Office of Environmental Management, March 5, 2024 —

 WEST VALLEY, N.Y. – EM crews recently completed a virtual inspection of an underground tank that once stored liquid waste from spent fuel reprocessing operations at the West Valley Demonstration Project in the 1960s and ‘70s. 

The work is part of an ongoing effort by EM and its West Valley cleanup contractor to beter characterize residual waste, including sludge sampling and analysis. Results of the analyses will help determine disposition alternatives for the remaining content in the tank. 

“Obtaining beter samples is an important part of the characterization process,” said Stephen Bousquet, West Valley assistant director of Project Management. “Beter samples lead to improved characterization, which leads to safer planning and execution. Comprehensive planning combined with solid information leads to a safe and successful outcome.” 

EM crews had retrieved and solidified waste from that tank and two others through a process called vitrification from 1996 to 2002. Over 98% of the curies were removed from the waste tanks and vitrified. A curie is a unit used to measure the intensity of radioactivity in a sample of material. The 278 stainless steel canisters of resulting vitrified waste are being held at a temporary onsite storage pad until a permanent repository is available for their disposal. 

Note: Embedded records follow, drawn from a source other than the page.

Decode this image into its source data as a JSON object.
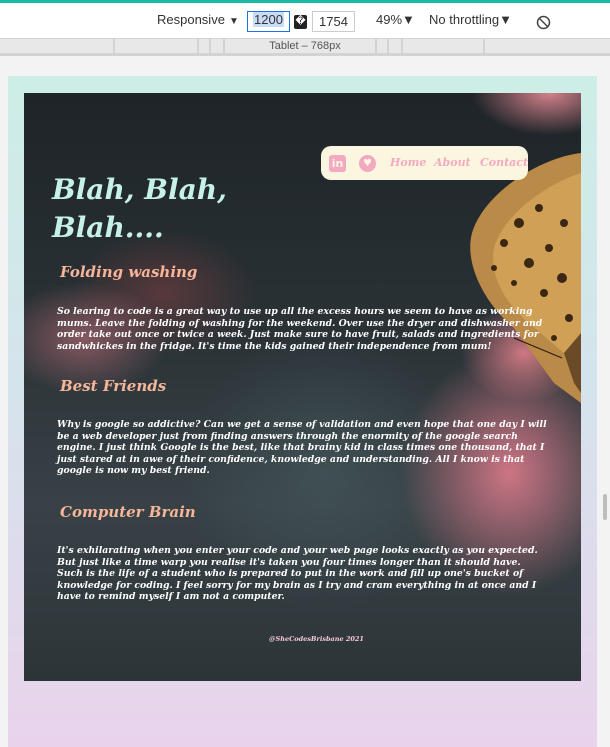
{
  "devtools": {
    "device": "Responsive",
    "width": "1200",
    "times_glyph": "�",
    "height": "1754",
    "zoom": "49%",
    "throttling": "No throttling",
    "breakpoint_label": "Tablet – 768px"
  },
  "site": {
    "nav": {
      "icons": [
        "linkedin-icon",
        "heart-icon"
      ],
      "links": [
        "Home",
        "About",
        "Contact"
      ]
    },
    "title": "Blah, Blah, Blah....",
    "sections": [
      {
        "heading": "Folding washing",
        "body": "So learing to code is a great way to use up all the excess hours we seem to have as working mums. Leave the folding of washing for the weekend. Over use the dryer and dishwasher and order take out once or twice a week. Just make sure to have fruit, salads and ingredients for sandwhickes in the fridge. It's time the kids gained their independence from mum!"
      },
      {
        "heading": "Best Friends",
        "body": "Why is google so addictive? Can we get a sense of validation and even hope that one day I will be a web developer just from finding answers through the enormity of the google search engine. I just think Google is the best, like that brainy kid in class times one thousand, that I just stared at in awe of their confidence, knowledge and understanding. All I know is that google is now my best friend."
      },
      {
        "heading": "Computer Brain",
        "body": "It's exhilarating when you enter your code and your web page looks exactly as you expected. But just like a time warp you realise it's taken you four times longer than it should have. Such is the life of a student who is prepared to put in the work and fill up one's bucket of knowledge for coding. I feel sorry for my brain as I try and cram everything in at once and I have to remind myself I am not a computer."
      }
    ],
    "footer": "@SheCodesBrisbane 2021"
  }
}
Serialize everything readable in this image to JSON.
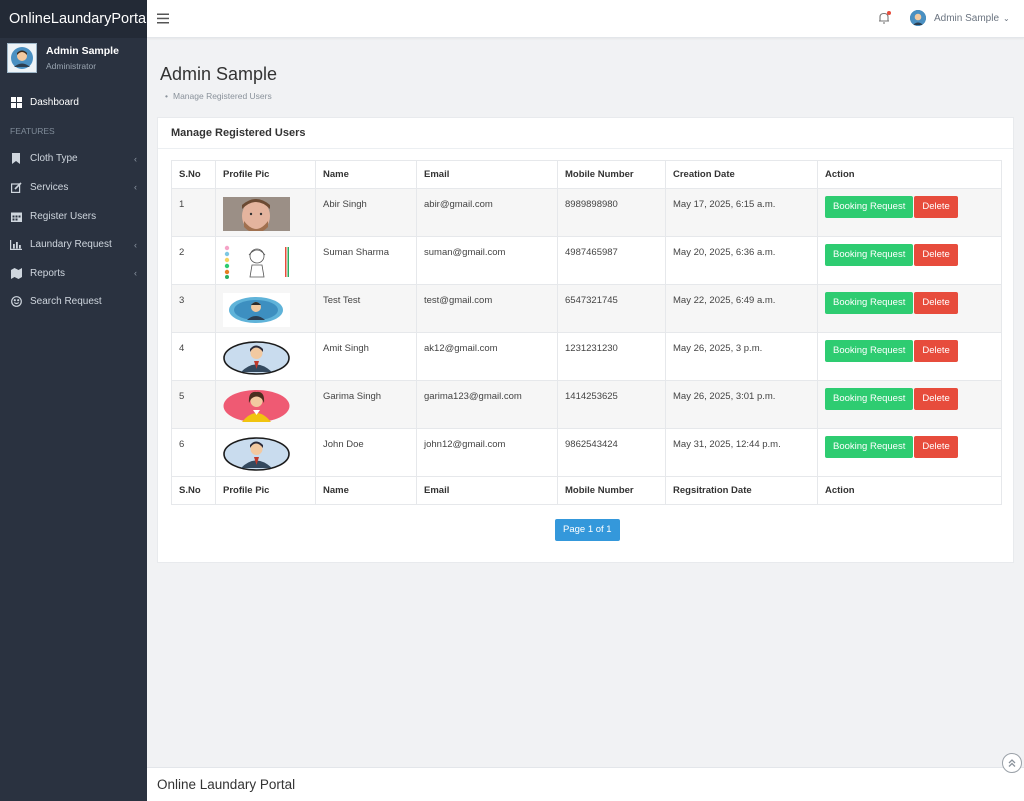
{
  "brand": "OnlineLaundaryPortal",
  "profile": {
    "name": "Admin Sample",
    "role": "Administrator"
  },
  "nav": {
    "dashboard": "Dashboard",
    "section": "FEATURES",
    "items": [
      {
        "label": "Cloth Type",
        "icon": "bookmark-icon",
        "caret": "‹"
      },
      {
        "label": "Services",
        "icon": "edit-icon",
        "caret": "‹"
      },
      {
        "label": "Register Users",
        "icon": "calendar-icon",
        "caret": ""
      },
      {
        "label": "Laundary Request",
        "icon": "bar-chart-icon",
        "caret": "‹"
      },
      {
        "label": "Reports",
        "icon": "map-icon",
        "caret": "‹"
      },
      {
        "label": "Search Request",
        "icon": "smile-icon",
        "caret": ""
      }
    ]
  },
  "header": {
    "user": "Admin Sample"
  },
  "page": {
    "title": "Admin Sample",
    "breadcrumb": "Manage Registered Users"
  },
  "card": {
    "title": "Manage Registered Users"
  },
  "table": {
    "headers": [
      "S.No",
      "Profile Pic",
      "Name",
      "Email",
      "Mobile Number",
      "Creation Date",
      "Action"
    ],
    "footer_headers": [
      "S.No",
      "Profile Pic",
      "Name",
      "Email",
      "Mobile Number",
      "Regsitration Date",
      "Action"
    ],
    "rows": [
      {
        "sno": "1",
        "pic": "photo-man",
        "name": "Abir Singh",
        "email": "abir@gmail.com",
        "mobile": "8989898980",
        "date": "May 17, 2025, 6:15 a.m."
      },
      {
        "sno": "2",
        "pic": "girl-drawing",
        "name": "Suman Sharma",
        "email": "suman@gmail.com",
        "mobile": "4987465987",
        "date": "May 20, 2025, 6:36 a.m."
      },
      {
        "sno": "3",
        "pic": "avatar-blue",
        "name": "Test Test",
        "email": "test@gmail.com",
        "mobile": "6547321745",
        "date": "May 22, 2025, 6:49 a.m."
      },
      {
        "sno": "4",
        "pic": "avatar-man-suit",
        "name": "Amit Singh",
        "email": "ak12@gmail.com",
        "mobile": "1231231230",
        "date": "May 26, 2025, 3 p.m."
      },
      {
        "sno": "5",
        "pic": "avatar-woman",
        "name": "Garima Singh",
        "email": "garima123@gmail.com",
        "mobile": "1414253625",
        "date": "May 26, 2025, 3:01 p.m."
      },
      {
        "sno": "6",
        "pic": "avatar-man-suit",
        "name": "John Doe",
        "email": "john12@gmail.com",
        "mobile": "9862543424",
        "date": "May 31, 2025, 12:44 p.m."
      }
    ],
    "actions": {
      "booking": "Booking Request",
      "delete": "Delete"
    }
  },
  "pager": "Page 1 of 1",
  "footer": "Online Laundary Portal",
  "colors": {
    "sidebar": "#2a3240",
    "green": "#2ecc71",
    "red": "#e74c3c",
    "blue": "#3498db"
  }
}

For that vitrification effort, workers had neutralized the waste from the tank recently inspected, known as 8D-4, and blended it with other high-level waste in a second, larger tank called 8D-2. That allowed crews to use Tank 8D-4 to support vitrification efforts. The vessel received condensate and other liquids from vitrification. 

Following vitrification activities, EM crews used the 14,300-gallon Tank 8D-4 to support deactivation of the site’s Vitrification Facility, which EM crews successfully demolished in 2018. The tank currently has about 3,900 gallons of residual liquid waste or sludge from the facility deactivation. 

Although EM had completed initial liquid and sludge sampling from the tank in 2012, an additional archived sludge sample was shipped offsite for analysis last year. Additional samples were needed to beter characterize the tank’s content for future disposition and cleanup. The camera inspection provided additional insight on the liquid level and depth of the sludge, which will help workers obtain beter depth sludge samples for offsite analysis. 

EM acquired a high-definition, radiation-resistant video camera and light assembly used in nuclear and non-nuclear applications. The camera, which also has pan and tilt capabilities, was lowered into the tank with sleeving to minimize camera and cord contamination. Once workers obtained video footage inside the tank, the camera was removed, surveyed as clean and released for future use. 

Three liquid samples were sent offsite for analysis last month. More samples are expected to be dispatched for analysis. 

“Our team continues to use their collective knowledge to find ways to improve processes, planning and execution of challenging work,” said Peggy Loop, manager of Waste and Site Operations for EM’s West Valley cleanup contractor, CH2M HILL BWXT West Valley. “Comprehensive planning improves safety, quality and compliance.” 

For more information

on the West Valley Citizen Task Force, please contact:

Nancy Raca, Facilitator
West Valley Citizen Task Force
c/o Highland Planning